▶ [DATA SHOWN]:

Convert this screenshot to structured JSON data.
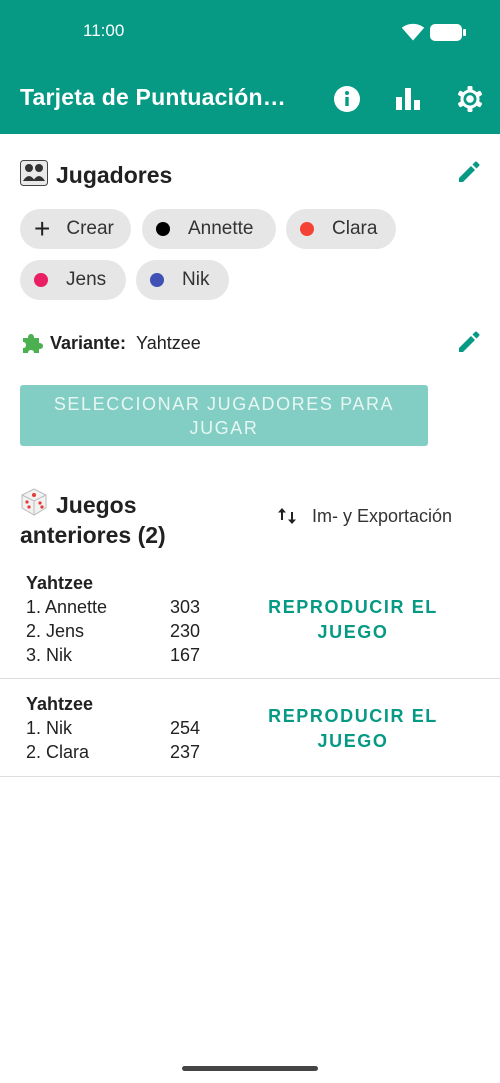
{
  "status_bar": {
    "time": "11:00"
  },
  "app_bar": {
    "title": "Tarjeta de Puntuación…",
    "actions": [
      {
        "icon": "info-icon"
      },
      {
        "icon": "bar-chart-icon"
      },
      {
        "icon": "settings-icon"
      }
    ]
  },
  "players": {
    "title": "Jugadores",
    "title_icon": "people-emoji-icon",
    "create_label": "Crear",
    "chips": [
      {
        "name": "Annette",
        "color": "#000000"
      },
      {
        "name": "Clara",
        "color": "#f44336"
      },
      {
        "name": "Jens",
        "color": "#e91e63"
      },
      {
        "name": "Nik",
        "color": "#3f51b5"
      }
    ]
  },
  "variant": {
    "label": "Variante:",
    "value": "Yahtzee",
    "icon": "puzzle-emoji-icon"
  },
  "select_button": {
    "label": "SELECCIONAR JUGADORES PARA JUGAR",
    "enabled": false
  },
  "previous_games": {
    "title": "Juegos anteriores (2)",
    "title_icon": "dice-emoji-icon",
    "export_label": "Im- y Exportación",
    "games": [
      {
        "name": "Yahtzee",
        "scores": [
          {
            "rank": "1. Annette",
            "points": "303"
          },
          {
            "rank": "2. Jens",
            "points": "230"
          },
          {
            "rank": "3. Nik",
            "points": "167"
          }
        ],
        "replay_label": "REPRODUCIR EL JUEGO"
      },
      {
        "name": "Yahtzee",
        "scores": [
          {
            "rank": "1. Nik",
            "points": "254"
          },
          {
            "rank": "2. Clara",
            "points": "237"
          }
        ],
        "replay_label": "REPRODUCIR EL JUEGO"
      }
    ]
  },
  "colors": {
    "primary": "#069a84",
    "button_disabled": "#83cec4",
    "chip_background": "#e6e6e6"
  }
}
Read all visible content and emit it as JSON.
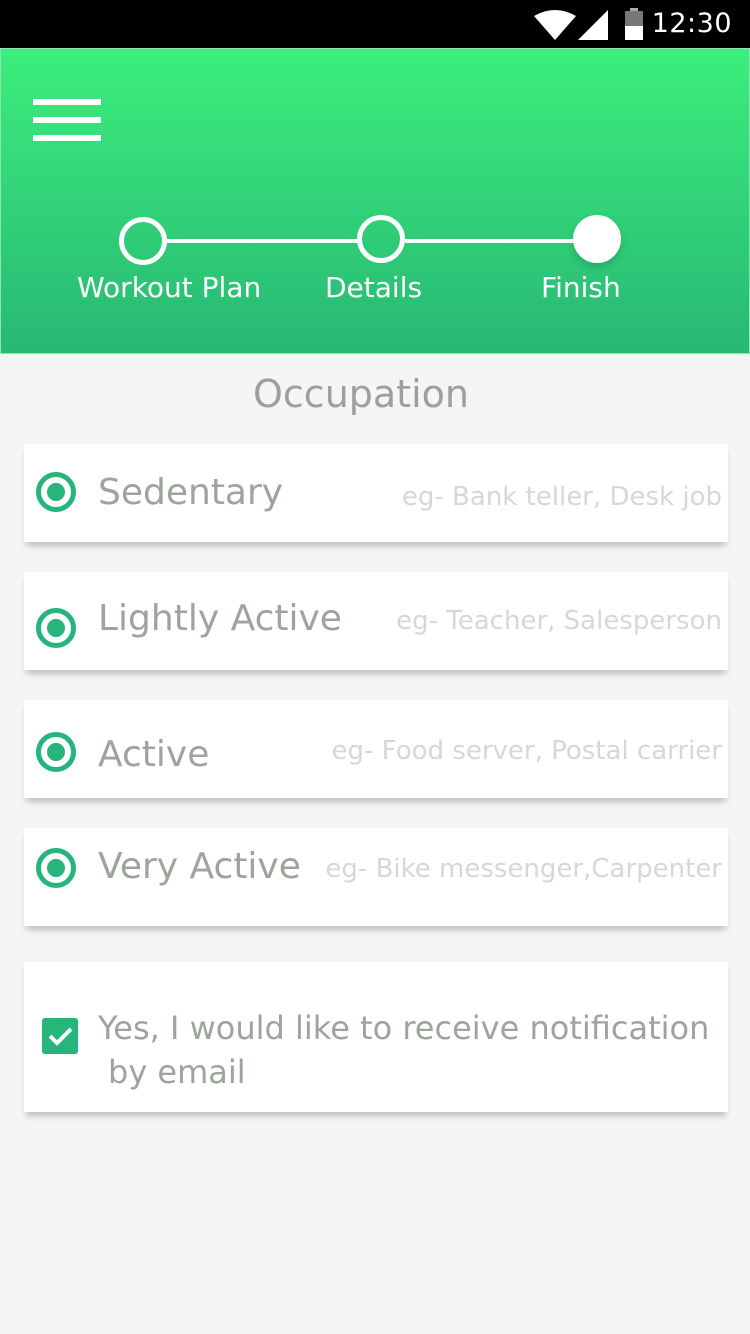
{
  "status_bar": {
    "time": "12:30",
    "icons": [
      "wifi-icon",
      "cellular-signal-icon",
      "battery-icon"
    ]
  },
  "header": {
    "menu_icon": "hamburger-menu-icon",
    "steps": [
      {
        "label": "Workout Plan",
        "state": "completed"
      },
      {
        "label": "Details",
        "state": "completed"
      },
      {
        "label": "Finish",
        "state": "current"
      }
    ]
  },
  "occupation": {
    "title": "Occupation",
    "options": [
      {
        "label": "Sedentary",
        "example": "eg- Bank teller, Desk job"
      },
      {
        "label": "Lightly Active",
        "example": "eg- Teacher, Salesperson"
      },
      {
        "label": "Active",
        "example": "eg- Food server, Postal carrier"
      },
      {
        "label": "Very Active",
        "example": "eg- Bike messenger,Carpenter"
      }
    ]
  },
  "notification": {
    "line1": "Yes, I would like to receive notification",
    "line2": "by email",
    "checked": true
  },
  "colors": {
    "header_top": "#3cee7c",
    "header_bottom": "#27b874",
    "accent": "#26b57a",
    "text": "#9ca49b",
    "hint": "#d6d8d5",
    "background": "#f5f5f5"
  }
}
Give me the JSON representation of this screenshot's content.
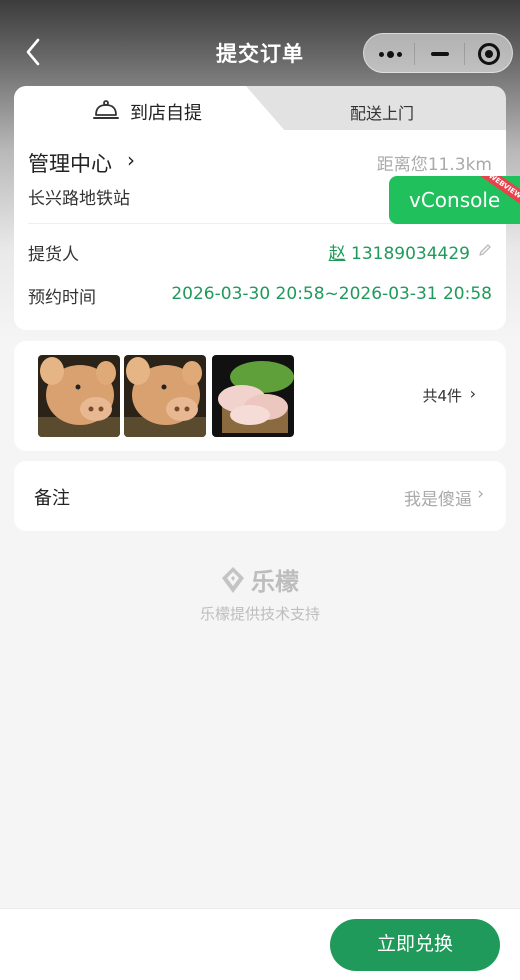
{
  "nav": {
    "title": "提交订单"
  },
  "tabs": {
    "active_label": "到店自提",
    "inactive_label": "配送上门"
  },
  "store": {
    "name": "管理中心",
    "chevron": "›",
    "distance": "距离您11.3km",
    "address": "长兴路地铁站"
  },
  "pickup": {
    "label": "提货人",
    "name": "赵",
    "phone": "13189034429"
  },
  "appointment": {
    "label": "预约时间",
    "value": "2026-03-30 20:58~2026-03-31 20:58"
  },
  "vconsole": {
    "label": "vConsole",
    "ribbon": "WEBVIEW"
  },
  "goods": {
    "count_label": "共4件",
    "chevron": "›",
    "thumbnails": [
      "pig-face-image",
      "pig-face-image",
      "pig-trotters-image"
    ]
  },
  "remark": {
    "label": "备注",
    "value": "我是傻逼",
    "chevron": "›"
  },
  "brand": {
    "name": "乐檬",
    "support": "乐檬提供技术支持"
  },
  "footer": {
    "submit_label": "立即兑换"
  },
  "colors": {
    "accent": "#1f9a5a",
    "vconsole": "#20c05c",
    "ribbon": "#e8434b"
  }
}
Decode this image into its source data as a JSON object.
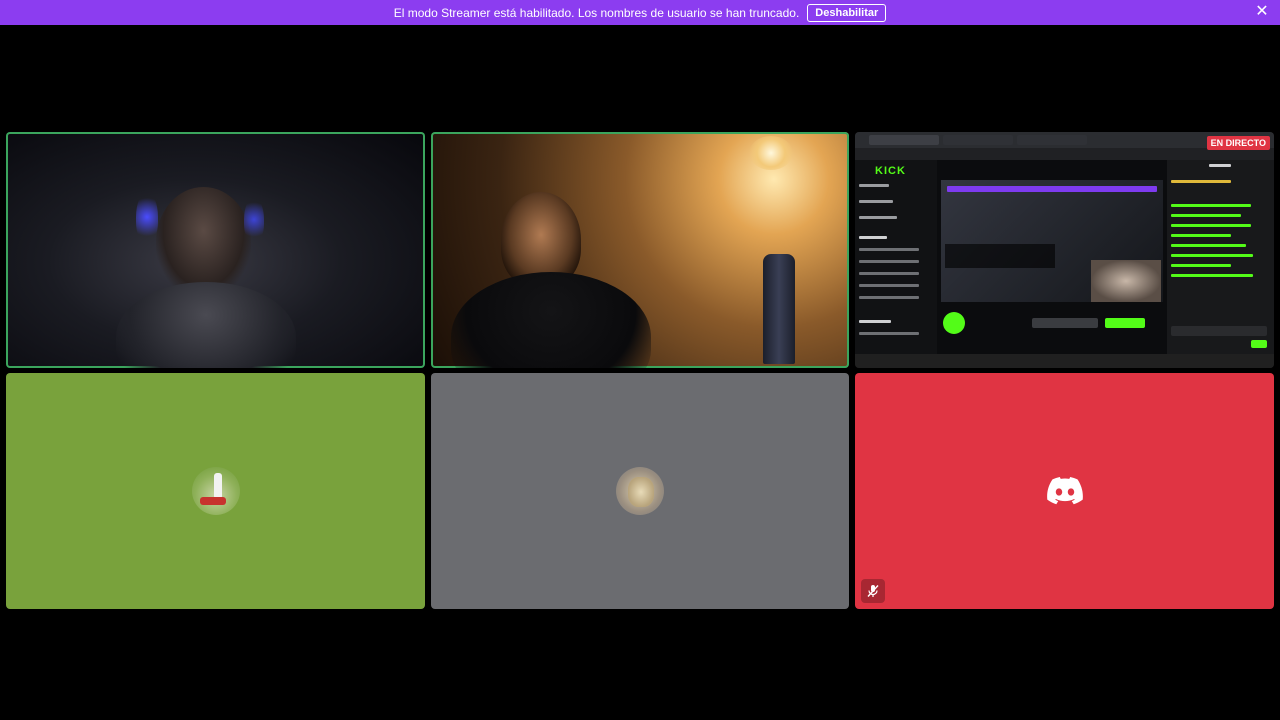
{
  "banner": {
    "message": "El modo Streamer está habilitado. Los nombres de usuario se han truncado.",
    "disable_label": "Deshabilitar",
    "close_icon": "close-icon",
    "color": "#8c3df0"
  },
  "tiles": {
    "screen_share": {
      "live_badge": "EN DIRECTO",
      "brand_logo": "KICK"
    },
    "mic_muted_icon": "mic-muted-icon",
    "speaking_outline_color": "#3ba55d",
    "discord_red": "#e03443"
  }
}
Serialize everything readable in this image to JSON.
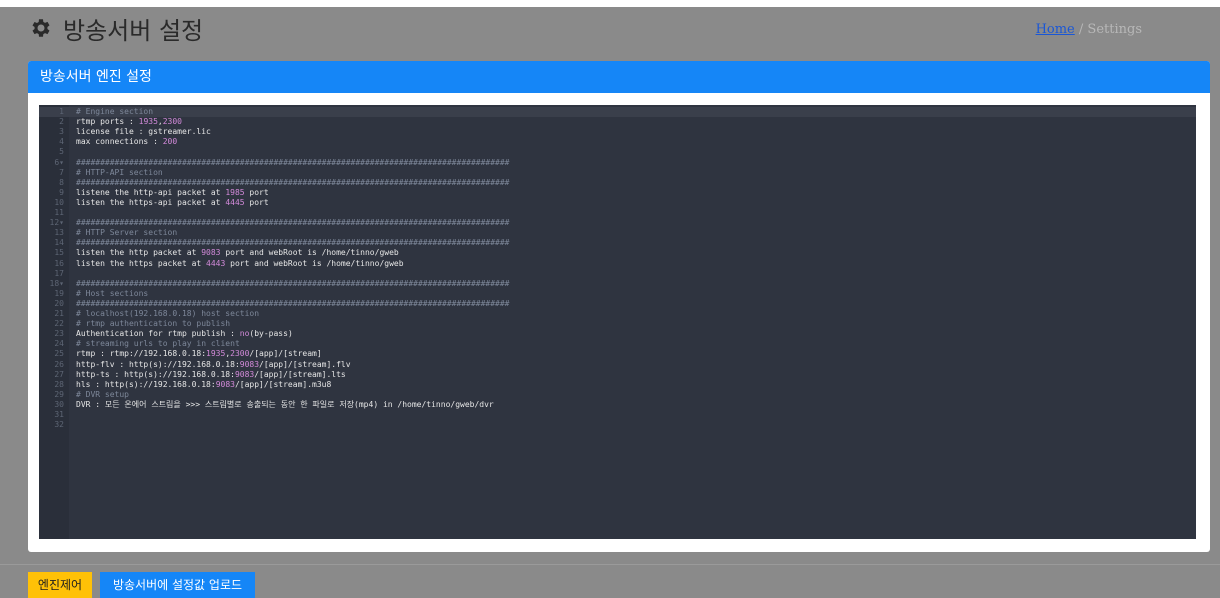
{
  "header": {
    "title": "방송서버 설정",
    "breadcrumb_home": "Home",
    "breadcrumb_sep": "/",
    "breadcrumb_current": "Settings"
  },
  "card": {
    "title": "방송서버 엔진 설정"
  },
  "editor": {
    "lines": [
      [
        [
          "c",
          "# Engine section"
        ]
      ],
      [
        [
          "k",
          "rtmp ports : "
        ],
        [
          "n",
          "1935"
        ],
        [
          "k",
          ","
        ],
        [
          "n",
          "2300"
        ]
      ],
      [
        [
          "k",
          "license file : gstreamer.lic"
        ]
      ],
      [
        [
          "k",
          "max connections : "
        ],
        [
          "n",
          "200"
        ]
      ],
      [],
      [
        [
          "c",
          "##########################################################################################"
        ]
      ],
      [
        [
          "c",
          "# HTTP-API section"
        ]
      ],
      [
        [
          "c",
          "##########################################################################################"
        ]
      ],
      [
        [
          "k",
          "listene the http-api packet at "
        ],
        [
          "n",
          "1985"
        ],
        [
          "k",
          " port"
        ]
      ],
      [
        [
          "k",
          "listen the https-api packet at "
        ],
        [
          "n",
          "4445"
        ],
        [
          "k",
          " port"
        ]
      ],
      [],
      [
        [
          "c",
          "##########################################################################################"
        ]
      ],
      [
        [
          "c",
          "# HTTP Server section"
        ]
      ],
      [
        [
          "c",
          "##########################################################################################"
        ]
      ],
      [
        [
          "k",
          "listen the http packet at "
        ],
        [
          "n",
          "9083"
        ],
        [
          "k",
          " port and webRoot is /home/tinno/gweb"
        ]
      ],
      [
        [
          "k",
          "listen the https packet at "
        ],
        [
          "n",
          "4443"
        ],
        [
          "k",
          " port and webRoot is /home/tinno/gweb"
        ]
      ],
      [],
      [
        [
          "c",
          "##########################################################################################"
        ]
      ],
      [
        [
          "c",
          "# Host sections"
        ]
      ],
      [
        [
          "c",
          "##########################################################################################"
        ]
      ],
      [
        [
          "c",
          "# localhost(192.168.0.18) host section"
        ]
      ],
      [
        [
          "c",
          "# rtmp authentication to publish"
        ]
      ],
      [
        [
          "k",
          "Authentication for rtmp publish : "
        ],
        [
          "n",
          "no"
        ],
        [
          "k",
          "(by-pass)"
        ]
      ],
      [
        [
          "c",
          "# streaming urls to play in client"
        ]
      ],
      [
        [
          "k",
          "rtmp : rtmp://192.168.0.18:"
        ],
        [
          "n",
          "1935"
        ],
        [
          "k",
          ","
        ],
        [
          "n",
          "2300"
        ],
        [
          "k",
          "/[app]/[stream]"
        ]
      ],
      [
        [
          "k",
          "http-flv : http(s)://192.168.0.18:"
        ],
        [
          "n",
          "9083"
        ],
        [
          "k",
          "/[app]/[stream].flv"
        ]
      ],
      [
        [
          "k",
          "http-ts : http(s)://192.168.0.18:"
        ],
        [
          "n",
          "9083"
        ],
        [
          "k",
          "/[app]/[stream].lts"
        ]
      ],
      [
        [
          "k",
          "hls : http(s)://192.168.0.18:"
        ],
        [
          "n",
          "9083"
        ],
        [
          "k",
          "/[app]/[stream].m3u8"
        ]
      ],
      [
        [
          "c",
          "# DVR setup"
        ]
      ],
      [
        [
          "k",
          "DVR : 모든 온에어 스트림을 >>> 스트림별로 송출되는 동안 한 파일로 저장(mp4) in /home/tinno/gweb/dvr"
        ]
      ],
      [],
      []
    ],
    "fold_lines": [
      6,
      12,
      18
    ]
  },
  "footer": {
    "engine_button": "엔진제어",
    "upload_button": "방송서버에 설정값 업로드"
  },
  "colors": {
    "primary": "#1586f7",
    "warning": "#ffc107",
    "editor_bg": "#2f3440",
    "number": "#d28ad9",
    "comment": "#7d8799"
  }
}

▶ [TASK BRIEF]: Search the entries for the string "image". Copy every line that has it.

▶ [ANSWER FOR THIS EXERCISE]:
      "pig-face-image",
      "pig-face-image",
      "pig-trotters-image"
Decode this image into its source data as a JSON object.
Serialize everything readable in this image to JSON.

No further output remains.